Tech Tips: Beat Board vs Index Cards
We get this question quite a bit: When should a writer use the Beat Board and when should he or she use the Index Cards?
The Beat Board is designed as a pre-writing tool, one that allows the user to lay out parts of the story at any magnification – that is, each Beat can represent one section of a scene, a part of a conversation, a scene, a group of scenes, a sequence, an act, an episode, a season – whatever size story unit you need. A Beat doesn’t even have to be a plot point, it can be a character description, a theme, a song you want to use or a wardrobe plan. The Beats are not organized into a grid, they can be grouped, colored and placed wherever the user wants to see them. It’s a non-linear way to lay out story, structure, plot, subplot, character arcs – any part of a script that can be broken down into component pieces.
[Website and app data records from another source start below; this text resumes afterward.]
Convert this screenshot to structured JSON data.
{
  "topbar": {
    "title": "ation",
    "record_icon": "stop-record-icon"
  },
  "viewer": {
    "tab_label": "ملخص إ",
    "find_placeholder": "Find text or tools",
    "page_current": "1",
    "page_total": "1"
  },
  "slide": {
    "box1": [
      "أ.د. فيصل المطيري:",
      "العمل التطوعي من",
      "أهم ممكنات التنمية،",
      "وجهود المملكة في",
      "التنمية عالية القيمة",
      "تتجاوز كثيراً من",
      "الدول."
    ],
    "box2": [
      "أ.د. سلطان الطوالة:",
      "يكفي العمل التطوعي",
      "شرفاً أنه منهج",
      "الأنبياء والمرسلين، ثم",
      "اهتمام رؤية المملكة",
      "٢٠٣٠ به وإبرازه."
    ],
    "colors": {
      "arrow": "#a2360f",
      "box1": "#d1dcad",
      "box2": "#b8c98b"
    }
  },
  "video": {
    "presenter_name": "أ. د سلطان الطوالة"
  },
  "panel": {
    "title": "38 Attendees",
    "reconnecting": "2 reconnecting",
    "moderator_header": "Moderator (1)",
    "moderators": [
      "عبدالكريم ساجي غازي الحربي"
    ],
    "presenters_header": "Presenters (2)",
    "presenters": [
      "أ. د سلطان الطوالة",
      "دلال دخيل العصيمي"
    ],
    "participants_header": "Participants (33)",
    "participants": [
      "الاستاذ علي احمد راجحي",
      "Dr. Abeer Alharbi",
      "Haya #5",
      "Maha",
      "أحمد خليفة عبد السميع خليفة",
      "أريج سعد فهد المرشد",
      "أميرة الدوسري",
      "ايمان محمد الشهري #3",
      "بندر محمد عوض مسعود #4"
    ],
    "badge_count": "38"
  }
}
The Index Cards, on the other hand, are more useful once you’ve gone to pages and now want to see a high-altitude view of the scenes that have already been written. They are locked into a grid and each card represents a scene and nothing but a scene (scene heading to scene heading). If you like you can start with one card (one scene) and add new cards (scenes) as you go, but you can view them only in order of appearance in the script and only as individual scenes, not parts of scenes or groups of scenes.
In short, the Beat Board can help you organize your story before you write, and the Index Cards can help you refine your story after it’s been written.